EXERCISE DETAILS :: Make an exact copy of the entries, taking out every picture.

#####

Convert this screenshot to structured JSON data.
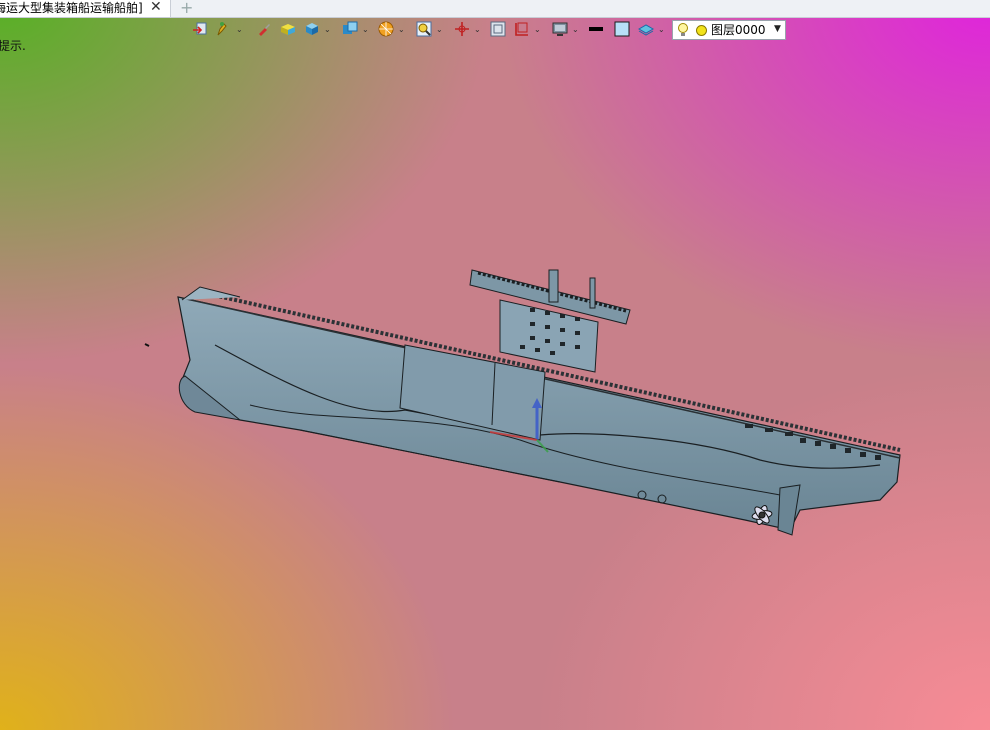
{
  "tab": {
    "title": "海运大型集装箱船运输船舶]",
    "close": "✕",
    "add": "+"
  },
  "hint": "提示.",
  "toolbar": {
    "icons": [
      "import-export-icon",
      "pen-icon",
      "paint-brush-icon",
      "box-solid-icon",
      "cube-icon",
      "view-cube-icon",
      "render-sphere-icon",
      "zoom-icon",
      "pan-axes-icon",
      "frame-icon",
      "clipping-plane-icon",
      "display-mode-icon",
      "line-color-icon",
      "fill-color-icon",
      "layer-visibility-icon"
    ],
    "layer": {
      "name": "图层0000",
      "visible_icon": "bulb-icon",
      "color_icon": "sun-icon"
    }
  },
  "colors": {
    "hull": "#7d97a6",
    "hull_dark": "#5f7886",
    "accent_tab": "#ffffff"
  }
}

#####

REPLY ::
Convert this screenshot to structured JSON data.
{
  "tab": {
    "title": "海运大型集装箱船运输船舶]",
    "close": "✕",
    "add": "+"
  },
  "hint": "提示.",
  "toolbar": {
    "icons": [
      "import-export-icon",
      "pen-icon",
      "paint-brush-icon",
      "box-solid-icon",
      "cube-icon",
      "view-cube-icon",
      "render-sphere-icon",
      "zoom-icon",
      "pan-axes-icon",
      "frame-icon",
      "clipping-plane-icon",
      "display-mode-icon",
      "line-color-icon",
      "fill-color-icon",
      "layer-visibility-icon"
    ],
    "layer": {
      "name": "图层0000",
      "visible_icon": "bulb-icon",
      "color_icon": "sun-icon"
    }
  },
  "colors": {
    "hull": "#7d97a6",
    "hull_dark": "#5f7886",
    "accent_tab": "#ffffff"
  }
}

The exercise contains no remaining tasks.